Task requirements.
Throughout the listing below, show every line in which "string" occurs.

········

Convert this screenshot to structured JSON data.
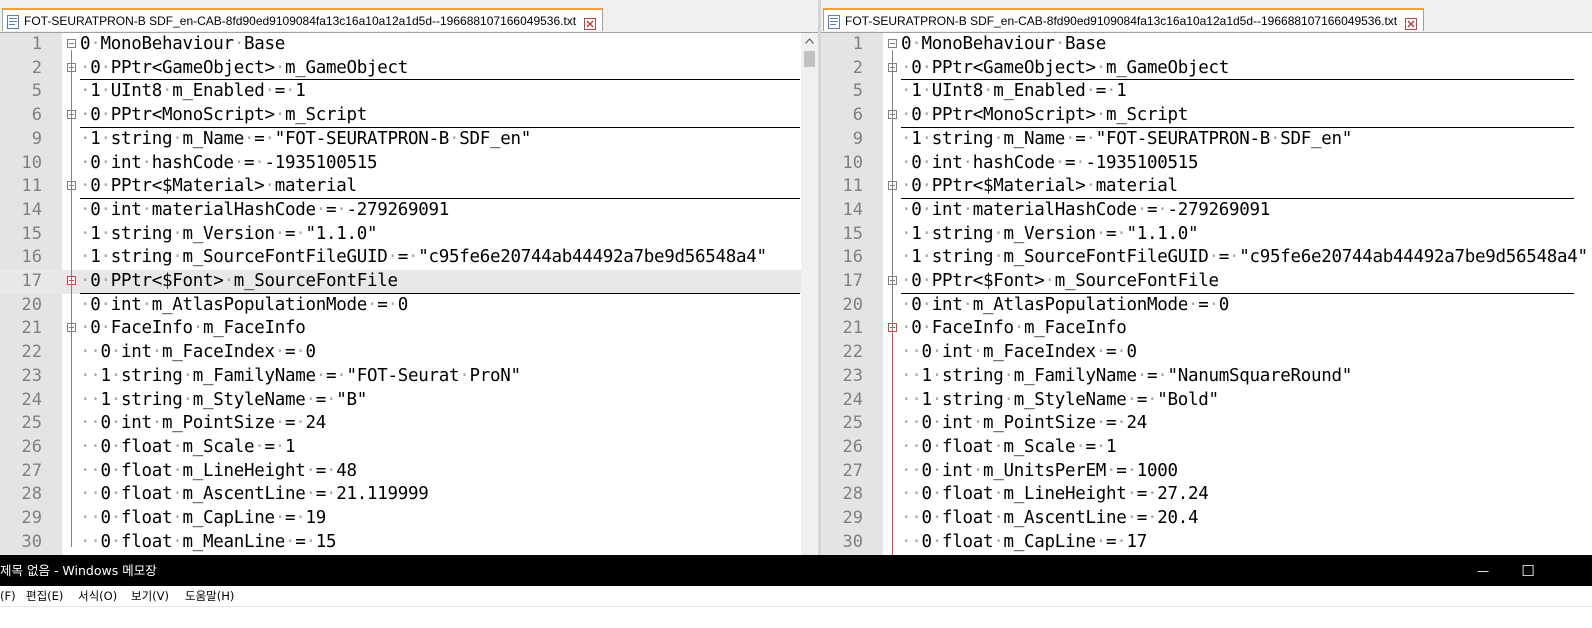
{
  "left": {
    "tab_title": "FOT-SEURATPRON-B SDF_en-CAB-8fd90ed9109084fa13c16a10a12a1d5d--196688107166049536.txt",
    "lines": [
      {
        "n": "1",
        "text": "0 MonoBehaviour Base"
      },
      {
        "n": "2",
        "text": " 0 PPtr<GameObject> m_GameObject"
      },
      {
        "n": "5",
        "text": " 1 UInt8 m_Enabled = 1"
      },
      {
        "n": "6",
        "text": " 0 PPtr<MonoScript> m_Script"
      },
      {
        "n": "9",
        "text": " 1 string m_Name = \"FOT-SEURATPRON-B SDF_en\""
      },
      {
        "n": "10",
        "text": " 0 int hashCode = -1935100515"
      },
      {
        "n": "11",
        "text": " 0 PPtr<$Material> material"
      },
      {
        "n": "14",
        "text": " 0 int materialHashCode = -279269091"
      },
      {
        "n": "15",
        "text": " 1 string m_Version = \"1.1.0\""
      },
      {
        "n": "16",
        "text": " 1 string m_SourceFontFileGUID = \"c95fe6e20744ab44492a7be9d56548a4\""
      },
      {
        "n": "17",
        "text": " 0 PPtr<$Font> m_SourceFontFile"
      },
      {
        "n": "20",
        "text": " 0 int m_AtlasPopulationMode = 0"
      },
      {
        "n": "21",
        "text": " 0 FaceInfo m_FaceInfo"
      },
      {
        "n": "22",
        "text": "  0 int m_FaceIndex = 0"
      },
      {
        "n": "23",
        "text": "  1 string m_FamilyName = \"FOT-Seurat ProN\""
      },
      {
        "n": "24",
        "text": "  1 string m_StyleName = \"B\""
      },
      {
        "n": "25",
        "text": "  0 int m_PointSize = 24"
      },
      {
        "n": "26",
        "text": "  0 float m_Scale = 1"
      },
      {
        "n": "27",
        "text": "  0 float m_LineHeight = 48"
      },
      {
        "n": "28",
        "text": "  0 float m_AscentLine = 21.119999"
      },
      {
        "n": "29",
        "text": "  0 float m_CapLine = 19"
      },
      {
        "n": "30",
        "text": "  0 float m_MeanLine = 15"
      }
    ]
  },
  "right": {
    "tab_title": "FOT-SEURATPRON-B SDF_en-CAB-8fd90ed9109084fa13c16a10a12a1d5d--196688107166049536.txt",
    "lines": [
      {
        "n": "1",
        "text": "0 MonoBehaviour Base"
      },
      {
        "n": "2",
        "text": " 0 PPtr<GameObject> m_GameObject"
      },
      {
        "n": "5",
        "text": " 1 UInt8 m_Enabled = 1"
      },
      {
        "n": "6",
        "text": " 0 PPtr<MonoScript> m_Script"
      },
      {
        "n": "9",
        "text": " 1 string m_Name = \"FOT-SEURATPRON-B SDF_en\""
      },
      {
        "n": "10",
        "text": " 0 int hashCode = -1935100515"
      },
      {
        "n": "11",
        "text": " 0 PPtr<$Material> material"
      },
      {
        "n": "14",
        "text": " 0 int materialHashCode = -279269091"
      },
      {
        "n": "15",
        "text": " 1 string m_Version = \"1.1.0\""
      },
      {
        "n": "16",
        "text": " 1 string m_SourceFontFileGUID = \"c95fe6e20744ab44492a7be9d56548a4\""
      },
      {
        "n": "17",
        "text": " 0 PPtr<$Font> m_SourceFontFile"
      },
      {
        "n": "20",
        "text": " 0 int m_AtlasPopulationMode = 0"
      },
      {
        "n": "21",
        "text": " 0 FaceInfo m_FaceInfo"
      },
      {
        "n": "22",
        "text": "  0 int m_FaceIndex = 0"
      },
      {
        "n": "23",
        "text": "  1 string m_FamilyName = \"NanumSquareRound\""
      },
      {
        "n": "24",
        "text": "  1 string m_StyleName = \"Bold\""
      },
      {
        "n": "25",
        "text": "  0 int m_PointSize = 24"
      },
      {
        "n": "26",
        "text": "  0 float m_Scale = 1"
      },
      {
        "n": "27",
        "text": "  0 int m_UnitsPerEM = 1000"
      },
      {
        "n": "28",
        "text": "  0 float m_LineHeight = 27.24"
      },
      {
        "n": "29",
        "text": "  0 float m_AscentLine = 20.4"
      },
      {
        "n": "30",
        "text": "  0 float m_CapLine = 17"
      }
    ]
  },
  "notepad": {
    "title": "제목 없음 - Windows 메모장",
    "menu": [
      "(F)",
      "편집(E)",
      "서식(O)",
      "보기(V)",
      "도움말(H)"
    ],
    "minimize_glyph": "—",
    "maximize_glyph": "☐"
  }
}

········

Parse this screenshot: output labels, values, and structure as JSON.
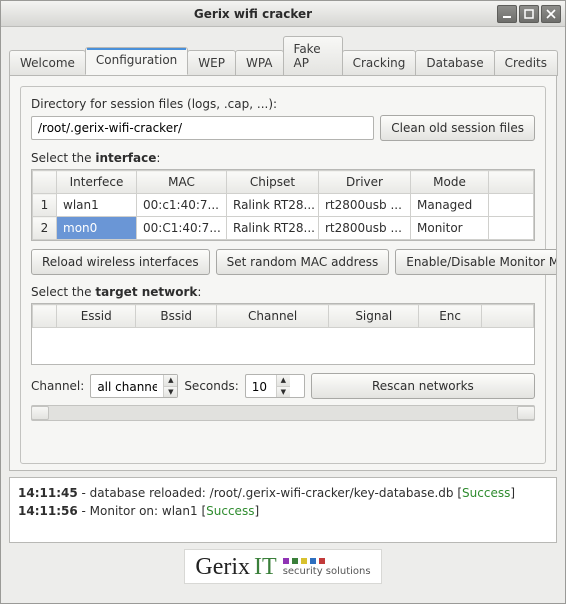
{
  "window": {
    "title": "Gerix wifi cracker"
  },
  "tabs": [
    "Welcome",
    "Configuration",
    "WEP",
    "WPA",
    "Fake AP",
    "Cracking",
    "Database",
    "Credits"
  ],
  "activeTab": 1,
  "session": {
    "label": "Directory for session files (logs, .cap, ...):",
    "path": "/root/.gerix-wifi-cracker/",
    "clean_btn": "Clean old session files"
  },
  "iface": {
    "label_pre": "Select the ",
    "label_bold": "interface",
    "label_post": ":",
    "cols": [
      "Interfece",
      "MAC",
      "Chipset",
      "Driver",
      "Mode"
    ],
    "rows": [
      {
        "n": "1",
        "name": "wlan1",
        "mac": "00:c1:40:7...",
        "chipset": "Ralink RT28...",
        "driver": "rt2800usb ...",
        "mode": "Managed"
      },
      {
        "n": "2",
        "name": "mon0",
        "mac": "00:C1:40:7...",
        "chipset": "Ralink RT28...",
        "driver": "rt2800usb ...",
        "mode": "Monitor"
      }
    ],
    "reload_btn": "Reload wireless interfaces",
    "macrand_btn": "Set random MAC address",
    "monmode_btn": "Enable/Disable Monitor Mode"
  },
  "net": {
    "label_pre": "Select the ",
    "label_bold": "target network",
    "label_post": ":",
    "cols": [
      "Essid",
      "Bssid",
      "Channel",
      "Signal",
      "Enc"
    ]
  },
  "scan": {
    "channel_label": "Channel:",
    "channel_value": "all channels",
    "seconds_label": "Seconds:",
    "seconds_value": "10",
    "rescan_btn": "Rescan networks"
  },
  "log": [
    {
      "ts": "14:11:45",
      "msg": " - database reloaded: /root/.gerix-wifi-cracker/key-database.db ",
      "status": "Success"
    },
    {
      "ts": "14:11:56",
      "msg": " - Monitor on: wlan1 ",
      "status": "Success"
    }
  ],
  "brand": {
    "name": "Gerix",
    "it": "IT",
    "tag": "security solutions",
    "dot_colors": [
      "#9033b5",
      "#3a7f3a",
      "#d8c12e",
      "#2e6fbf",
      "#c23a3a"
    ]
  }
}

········

Task result.
        "text": " 1 string m_Name = \"FOT-SEURATPRON-B SDF_en\""
        "text": " 1 string m_Version = \"1.1.0\""
        "text": " 1 string m_SourceFontFileGUID = \"c95fe6e20744ab44492a7be9d56548a4\""
        "text": "  1 string m_FamilyName = \"FOT-Seurat ProN\""
        "text": "  1 string m_StyleName = \"B\""
        "text": " 1 string m_Name = \"FOT-SEURATPRON-B SDF_en\""
        "text": " 1 string m_Version = \"1.1.0\""
        "text": " 1 string m_SourceFontFileGUID = \"c95fe6e20744ab44492a7be9d56548a4\""
        "text": "  1 string m_FamilyName = \"NanumSquareRound\""
        "text": "  1 string m_StyleName = \"Bold\""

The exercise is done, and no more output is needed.